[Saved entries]
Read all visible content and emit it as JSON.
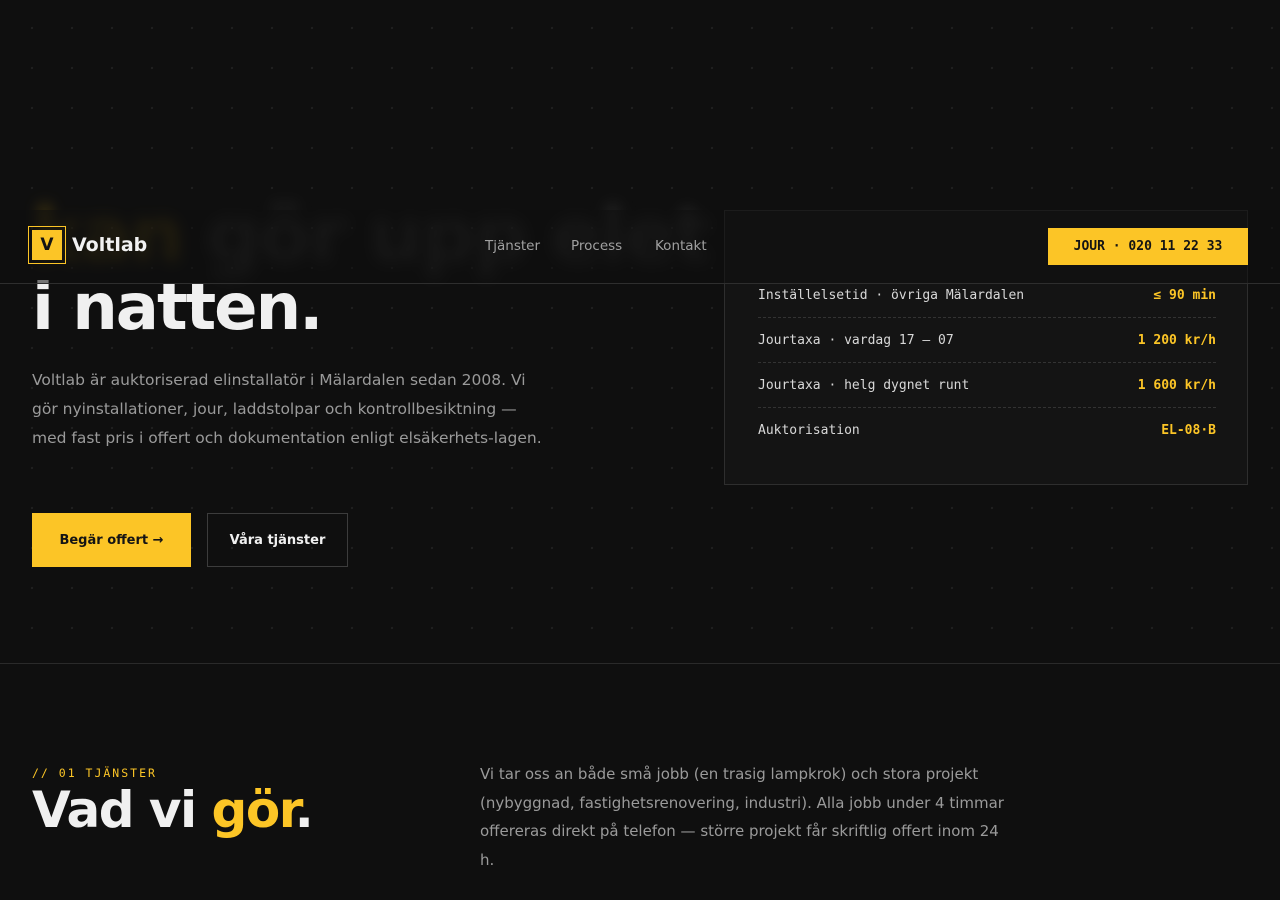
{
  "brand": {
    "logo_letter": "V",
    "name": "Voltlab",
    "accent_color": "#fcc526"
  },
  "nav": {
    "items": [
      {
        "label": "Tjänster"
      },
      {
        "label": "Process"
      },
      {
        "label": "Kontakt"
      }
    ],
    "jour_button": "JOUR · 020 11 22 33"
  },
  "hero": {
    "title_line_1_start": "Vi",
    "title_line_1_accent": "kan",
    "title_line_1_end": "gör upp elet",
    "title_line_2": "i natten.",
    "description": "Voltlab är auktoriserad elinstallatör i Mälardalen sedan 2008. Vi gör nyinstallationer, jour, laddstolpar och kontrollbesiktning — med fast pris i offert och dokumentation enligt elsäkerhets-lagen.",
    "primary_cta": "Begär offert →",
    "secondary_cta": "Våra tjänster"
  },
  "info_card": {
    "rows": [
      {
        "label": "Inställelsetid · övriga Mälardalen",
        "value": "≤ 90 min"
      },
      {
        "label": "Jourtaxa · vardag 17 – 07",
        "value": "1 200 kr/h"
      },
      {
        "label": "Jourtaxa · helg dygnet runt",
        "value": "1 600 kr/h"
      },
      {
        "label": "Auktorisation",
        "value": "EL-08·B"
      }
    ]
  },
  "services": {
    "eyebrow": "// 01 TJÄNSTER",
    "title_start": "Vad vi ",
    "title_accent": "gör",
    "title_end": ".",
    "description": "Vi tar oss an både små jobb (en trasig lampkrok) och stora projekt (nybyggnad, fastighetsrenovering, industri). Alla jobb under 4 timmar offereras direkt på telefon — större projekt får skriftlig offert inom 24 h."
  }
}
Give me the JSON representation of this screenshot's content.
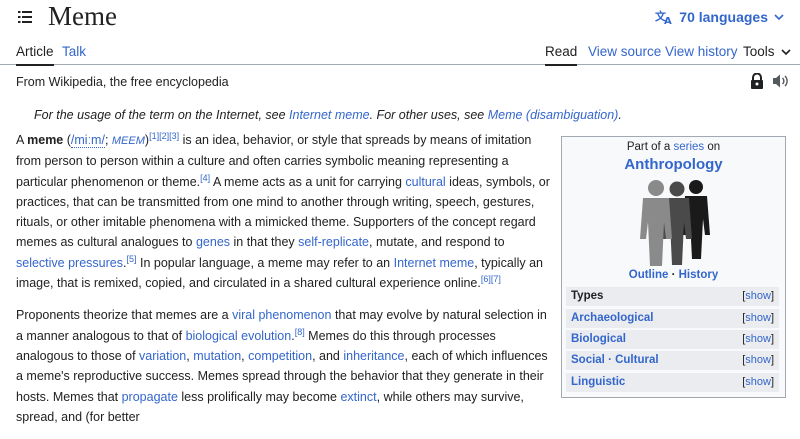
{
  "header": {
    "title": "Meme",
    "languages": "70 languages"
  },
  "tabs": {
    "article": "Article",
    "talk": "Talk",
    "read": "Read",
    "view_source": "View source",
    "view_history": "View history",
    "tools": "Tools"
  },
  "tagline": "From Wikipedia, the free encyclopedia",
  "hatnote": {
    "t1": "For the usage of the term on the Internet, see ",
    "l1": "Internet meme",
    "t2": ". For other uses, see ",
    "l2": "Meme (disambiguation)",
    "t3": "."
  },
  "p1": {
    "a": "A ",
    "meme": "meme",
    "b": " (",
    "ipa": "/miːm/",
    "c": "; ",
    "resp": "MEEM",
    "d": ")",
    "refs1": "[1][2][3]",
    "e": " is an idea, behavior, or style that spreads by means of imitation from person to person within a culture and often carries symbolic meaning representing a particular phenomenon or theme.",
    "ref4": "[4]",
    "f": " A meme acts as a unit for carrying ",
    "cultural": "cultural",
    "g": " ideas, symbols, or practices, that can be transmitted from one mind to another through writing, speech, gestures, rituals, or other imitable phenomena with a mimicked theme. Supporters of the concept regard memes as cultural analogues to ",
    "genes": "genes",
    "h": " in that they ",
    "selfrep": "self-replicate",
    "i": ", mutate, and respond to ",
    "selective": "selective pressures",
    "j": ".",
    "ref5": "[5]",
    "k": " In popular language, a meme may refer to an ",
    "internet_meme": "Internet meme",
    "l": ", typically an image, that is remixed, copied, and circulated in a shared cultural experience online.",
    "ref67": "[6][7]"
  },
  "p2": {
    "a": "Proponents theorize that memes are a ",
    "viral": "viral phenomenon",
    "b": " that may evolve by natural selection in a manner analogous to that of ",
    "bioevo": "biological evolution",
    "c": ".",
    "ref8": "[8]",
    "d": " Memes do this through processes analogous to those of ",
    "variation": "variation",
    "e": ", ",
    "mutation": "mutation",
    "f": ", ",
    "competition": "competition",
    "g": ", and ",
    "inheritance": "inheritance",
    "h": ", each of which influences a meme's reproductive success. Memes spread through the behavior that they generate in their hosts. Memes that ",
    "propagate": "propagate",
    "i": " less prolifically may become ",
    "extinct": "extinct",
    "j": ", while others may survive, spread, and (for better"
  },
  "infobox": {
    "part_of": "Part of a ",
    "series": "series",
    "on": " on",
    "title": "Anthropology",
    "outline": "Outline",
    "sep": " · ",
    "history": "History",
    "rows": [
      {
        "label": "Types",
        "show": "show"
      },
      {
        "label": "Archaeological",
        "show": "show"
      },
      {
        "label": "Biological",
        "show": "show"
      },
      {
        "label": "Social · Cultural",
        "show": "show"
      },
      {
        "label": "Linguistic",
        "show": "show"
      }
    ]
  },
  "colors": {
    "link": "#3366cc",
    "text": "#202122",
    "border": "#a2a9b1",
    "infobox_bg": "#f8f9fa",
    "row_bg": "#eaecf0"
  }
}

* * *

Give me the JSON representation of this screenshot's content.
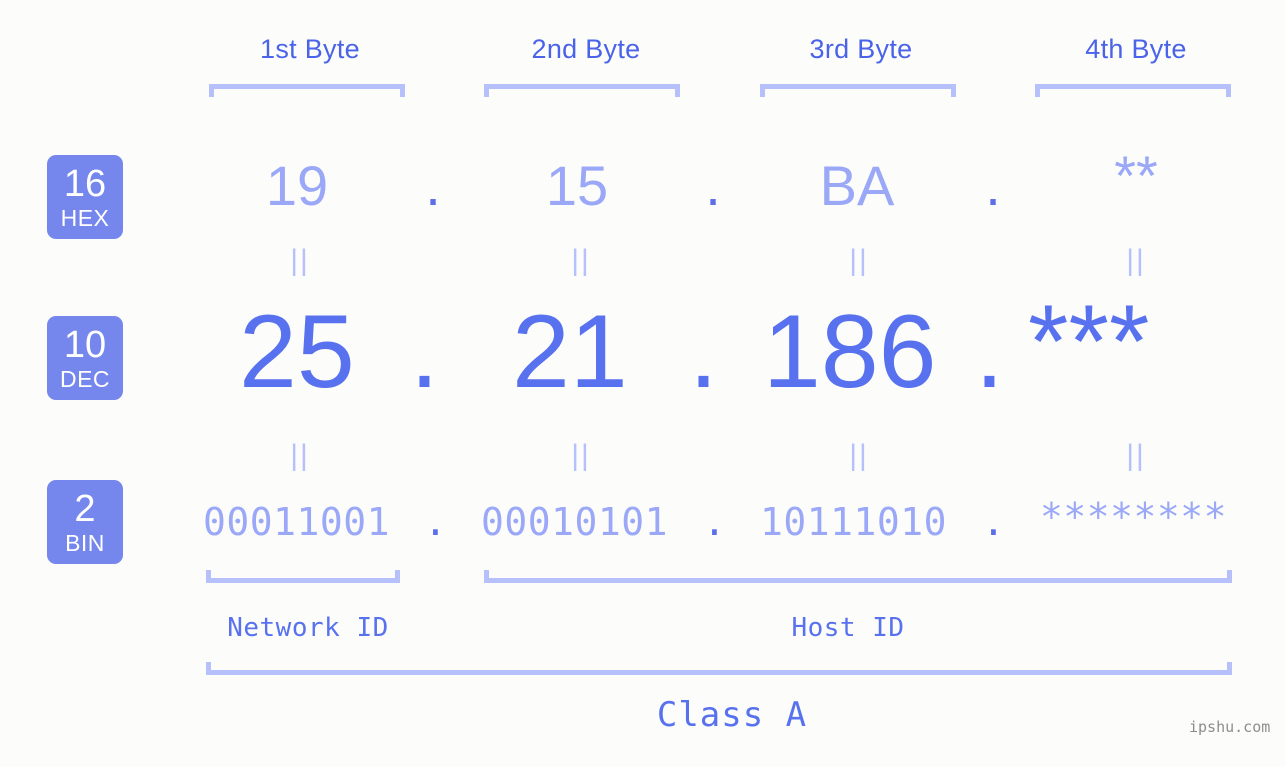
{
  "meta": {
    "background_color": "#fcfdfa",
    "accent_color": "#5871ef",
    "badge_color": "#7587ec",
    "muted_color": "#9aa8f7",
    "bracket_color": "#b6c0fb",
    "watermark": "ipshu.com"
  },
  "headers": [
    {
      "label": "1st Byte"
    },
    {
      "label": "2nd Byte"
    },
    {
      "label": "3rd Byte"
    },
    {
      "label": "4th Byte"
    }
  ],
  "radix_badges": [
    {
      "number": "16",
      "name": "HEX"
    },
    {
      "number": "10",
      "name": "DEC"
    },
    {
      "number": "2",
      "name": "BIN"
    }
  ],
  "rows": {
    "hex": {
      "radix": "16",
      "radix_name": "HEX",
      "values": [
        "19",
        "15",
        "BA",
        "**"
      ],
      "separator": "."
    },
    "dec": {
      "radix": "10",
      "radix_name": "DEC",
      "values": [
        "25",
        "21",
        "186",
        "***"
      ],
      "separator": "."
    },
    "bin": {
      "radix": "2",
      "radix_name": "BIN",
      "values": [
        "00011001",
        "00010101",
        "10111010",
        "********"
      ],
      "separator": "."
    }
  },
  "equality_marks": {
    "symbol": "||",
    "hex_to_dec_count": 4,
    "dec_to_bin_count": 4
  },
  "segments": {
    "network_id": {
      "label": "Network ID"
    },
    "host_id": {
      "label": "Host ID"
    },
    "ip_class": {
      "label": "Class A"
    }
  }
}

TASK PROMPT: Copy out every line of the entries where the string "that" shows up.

OUTPUT OF THE TASK:
    "e": " is an idea, behavior, or style that spreads by means of imitation from person to person within a culture and often carries symbolic meaning representing a particular phenomenon or theme.",
    "g": " ideas, symbols, or practices, that can be transmitted from one mind to another through writing, speech, gestures, rituals, or other imitable phenomena with a mimicked theme. Supporters of the concept regard memes as cultural analogues to ",
    "h": " in that they ",
    "l": ", typically an image, that is remixed, copied, and circulated in a shared cultural experience online.",
    "a": "Proponents theorize that memes are a ",
    "b": " that may evolve by natural selection in a manner analogous to that of ",
    "h": ", each of which influences a meme's reproductive success. Memes spread through the behavior that they generate in their hosts. Memes that ",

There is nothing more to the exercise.